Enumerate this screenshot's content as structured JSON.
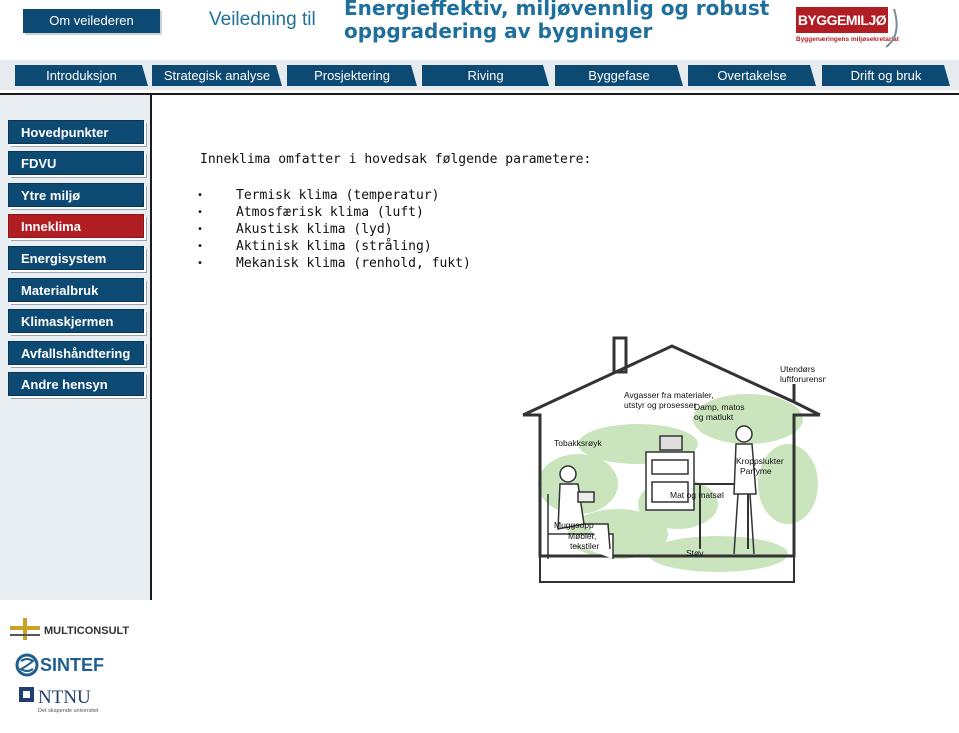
{
  "header": {
    "about_button": "Om veilederen",
    "guide_label": "Veiledning til",
    "title": "Energieffektiv, miljøvennlig og robust oppgradering av bygninger",
    "logo": {
      "name": "BYGGEMILJØ",
      "tagline": "Byggenæringens miljøsekretariat"
    }
  },
  "tabs": [
    {
      "label": "Introduksjon"
    },
    {
      "label": "Strategisk analyse"
    },
    {
      "label": "Prosjektering"
    },
    {
      "label": "Riving"
    },
    {
      "label": "Byggefase"
    },
    {
      "label": "Overtakelse"
    },
    {
      "label": "Drift og bruk"
    }
  ],
  "sidebar": {
    "items": [
      {
        "label": "Hovedpunkter"
      },
      {
        "label": "FDVU"
      },
      {
        "label": "Ytre miljø"
      },
      {
        "label": "Inneklima",
        "active": true
      },
      {
        "label": "Energisystem"
      },
      {
        "label": "Materialbruk"
      },
      {
        "label": "Klimaskjermen"
      },
      {
        "label": "Avfallshåndtering"
      },
      {
        "label": "Andre hensyn"
      }
    ]
  },
  "content": {
    "intro": "Inneklima omfatter i hovedsak følgende parametere:",
    "parameters": [
      "Termisk klima (temperatur)",
      "Atmosfærisk klima (luft)",
      "Akustisk klima (lyd)",
      "Aktinisk klima (stråling)",
      "Mekanisk klima (renhold, fukt)"
    ]
  },
  "illustration": {
    "labels": {
      "outdoor": "Utendørs",
      "outdoor2": "luftforurensning",
      "emissions": "Avgasser fra materialer,",
      "emissions2": "utstyr og prosesser",
      "tobacco": "Tobakksrøyk",
      "steam": "Damp, matos",
      "steam2": "og matlukt",
      "body": "Kroppslukter",
      "perfume": "Parfyme",
      "food": "Mat og matsøl",
      "mould": "Muggsopp",
      "furniture": "Møbler,",
      "textiles": "tekstiler",
      "dust": "Støv"
    }
  },
  "partners": {
    "multiconsult": "MULTICONSULT",
    "sintef": "SINTEF",
    "ntnu": "NTNU",
    "ntnu_tagline": "Det skapende universitet"
  },
  "colors": {
    "nav_blue": "#0d4a73",
    "active_red": "#b01e23",
    "title_blue": "#1f6f9c"
  }
}
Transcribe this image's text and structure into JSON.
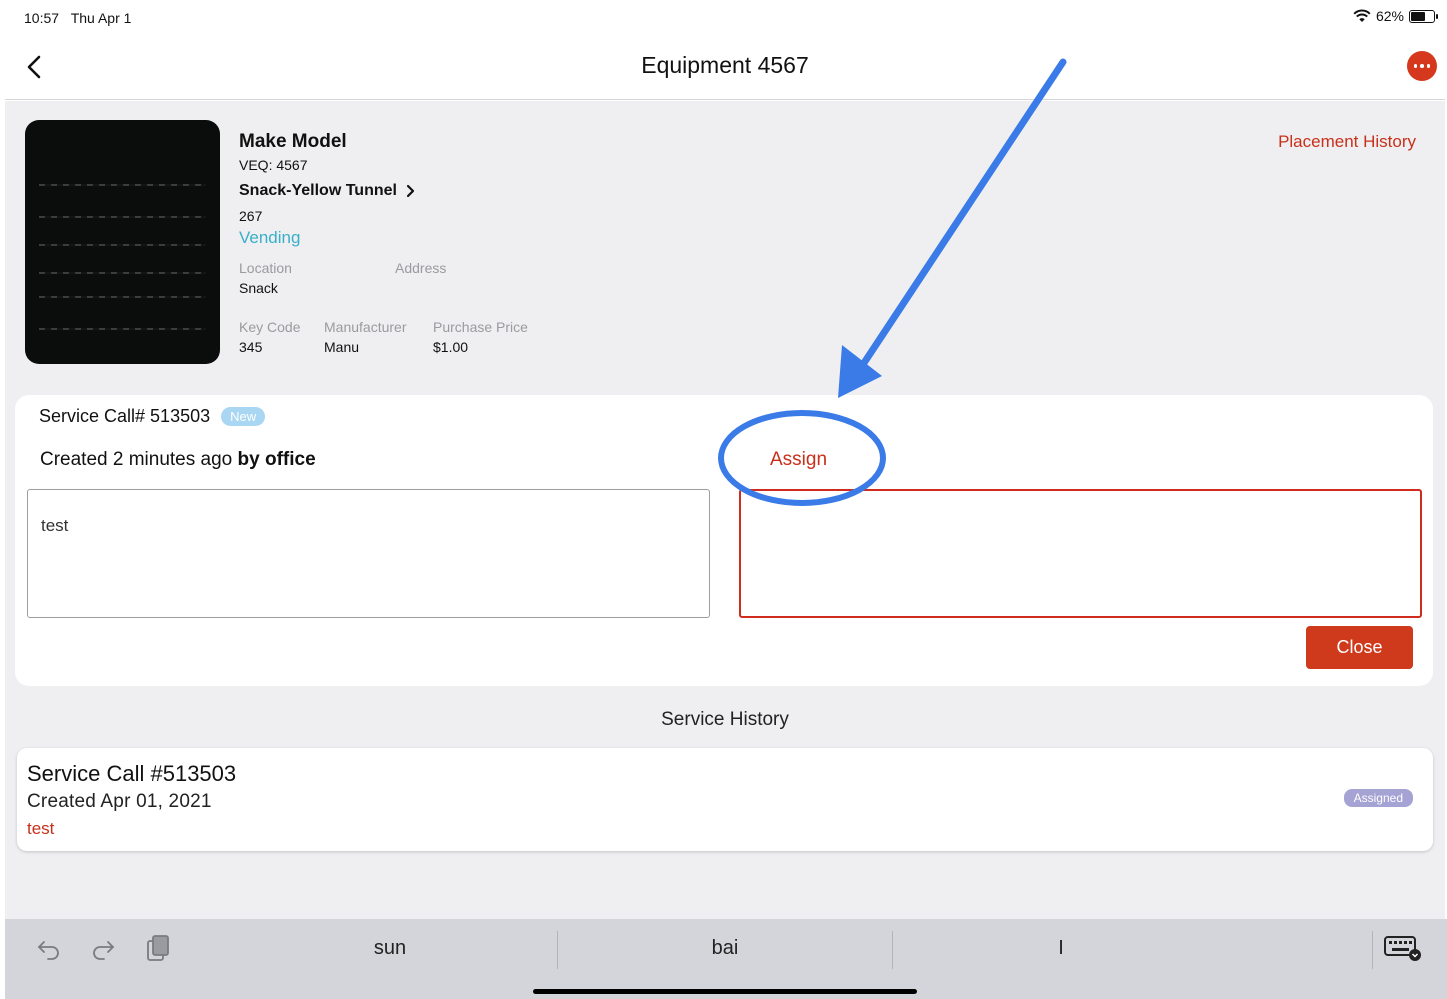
{
  "status_bar": {
    "time": "10:57",
    "date": "Thu Apr 1",
    "battery": "62%",
    "battery_level": 0.62
  },
  "nav": {
    "title": "Equipment 4567",
    "back_icon": "chevron-left-icon",
    "more_icon": "ellipsis-icon"
  },
  "equipment": {
    "name": "Make Model",
    "veq": "VEQ: 4567",
    "type": "Snack-Yellow Tunnel",
    "number": "267",
    "category": "Vending",
    "location_label": "Location",
    "location_value": "Snack",
    "address_label": "Address",
    "address_value": "",
    "key_code_label": "Key Code",
    "key_code_value": "345",
    "manufacturer_label": "Manufacturer",
    "manufacturer_value": "Manu",
    "purchase_price_label": "Purchase Price",
    "purchase_price_value": "$1.00",
    "placement_history": "Placement History"
  },
  "service_call": {
    "title": "Service Call# 513503",
    "status": "New",
    "created_prefix": "Created 2 minutes ago",
    "created_by": "by office",
    "assign_label": "Assign",
    "note": "test",
    "assign_value": "",
    "close_label": "Close"
  },
  "service_history": {
    "title": "Service History",
    "items": [
      {
        "title": "Service Call #513503",
        "created": "Created  Apr 01, 2021",
        "note": "test",
        "status": "Assigned"
      }
    ]
  },
  "keyboard": {
    "suggestions": [
      "sun",
      "bai",
      "I"
    ],
    "icons": [
      "undo-icon",
      "redo-icon",
      "clipboard-icon",
      "keyboard-dismiss-icon"
    ]
  },
  "colors": {
    "accent": "#d6381d",
    "link_red": "#c8301b",
    "vending_blue": "#38b0c9",
    "annotation_blue": "#3a7be8"
  }
}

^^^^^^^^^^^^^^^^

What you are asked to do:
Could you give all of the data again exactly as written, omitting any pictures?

Exercise output:
Enumerate this screenshot's content as structured JSON.
{
  "header": {
    "about_button": "Om veilederen",
    "guide_label": "Veiledning til",
    "title": "Energieffektiv, miljøvennlig og robust oppgradering av bygninger",
    "logo": {
      "name": "BYGGEMILJØ",
      "tagline": "Byggenæringens miljøsekretariat"
    }
  },
  "tabs": [
    {
      "label": "Introduksjon"
    },
    {
      "label": "Strategisk analyse"
    },
    {
      "label": "Prosjektering"
    },
    {
      "label": "Riving"
    },
    {
      "label": "Byggefase"
    },
    {
      "label": "Overtakelse"
    },
    {
      "label": "Drift og bruk"
    }
  ],
  "sidebar": {
    "items": [
      {
        "label": "Hovedpunkter"
      },
      {
        "label": "FDVU"
      },
      {
        "label": "Ytre miljø"
      },
      {
        "label": "Inneklima",
        "active": true
      },
      {
        "label": "Energisystem"
      },
      {
        "label": "Materialbruk"
      },
      {
        "label": "Klimaskjermen"
      },
      {
        "label": "Avfallshåndtering"
      },
      {
        "label": "Andre hensyn"
      }
    ]
  },
  "content": {
    "intro": "Inneklima omfatter i hovedsak følgende parametere:",
    "parameters": [
      "Termisk klima (temperatur)",
      "Atmosfærisk klima (luft)",
      "Akustisk klima (lyd)",
      "Aktinisk klima (stråling)",
      "Mekanisk klima (renhold, fukt)"
    ]
  },
  "illustration": {
    "labels": {
      "outdoor": "Utendørs",
      "outdoor2": "luftforurensning",
      "emissions": "Avgasser fra materialer,",
      "emissions2": "utstyr og prosesser",
      "tobacco": "Tobakksrøyk",
      "steam": "Damp, matos",
      "steam2": "og matlukt",
      "body": "Kroppslukter",
      "perfume": "Parfyme",
      "food": "Mat og matsøl",
      "mould": "Muggsopp",
      "furniture": "Møbler,",
      "textiles": "tekstiler",
      "dust": "Støv"
    }
  },
  "partners": {
    "multiconsult": "MULTICONSULT",
    "sintef": "SINTEF",
    "ntnu": "NTNU",
    "ntnu_tagline": "Det skapende universitet"
  },
  "colors": {
    "nav_blue": "#0d4a73",
    "active_red": "#b01e23",
    "title_blue": "#1f6f9c"
  }
}
Transcribe this image's text and structure into JSON.
{
  "status_bar": {
    "time": "10:57",
    "date": "Thu Apr 1",
    "battery": "62%",
    "battery_level": 0.62
  },
  "nav": {
    "title": "Equipment 4567",
    "back_icon": "chevron-left-icon",
    "more_icon": "ellipsis-icon"
  },
  "equipment": {
    "name": "Make Model",
    "veq": "VEQ: 4567",
    "type": "Snack-Yellow Tunnel",
    "number": "267",
    "category": "Vending",
    "location_label": "Location",
    "location_value": "Snack",
    "address_label": "Address",
    "address_value": "",
    "key_code_label": "Key Code",
    "key_code_value": "345",
    "manufacturer_label": "Manufacturer",
    "manufacturer_value": "Manu",
    "purchase_price_label": "Purchase Price",
    "purchase_price_value": "$1.00",
    "placement_history": "Placement History"
  },
  "service_call": {
    "title": "Service Call# 513503",
    "status": "New",
    "created_prefix": "Created 2 minutes ago",
    "created_by": "by office",
    "assign_label": "Assign",
    "note": "test",
    "assign_value": "",
    "close_label": "Close"
  },
  "service_history": {
    "title": "Service History",
    "items": [
      {
        "title": "Service Call #513503",
        "created": "Created  Apr 01, 2021",
        "note": "test",
        "status": "Assigned"
      }
    ]
  },
  "keyboard": {
    "suggestions": [
      "sun",
      "bai",
      "I"
    ],
    "icons": [
      "undo-icon",
      "redo-icon",
      "clipboard-icon",
      "keyboard-dismiss-icon"
    ]
  },
  "colors": {
    "accent": "#d6381d",
    "link_red": "#c8301b",
    "vending_blue": "#38b0c9",
    "annotation_blue": "#3a7be8"
  }
}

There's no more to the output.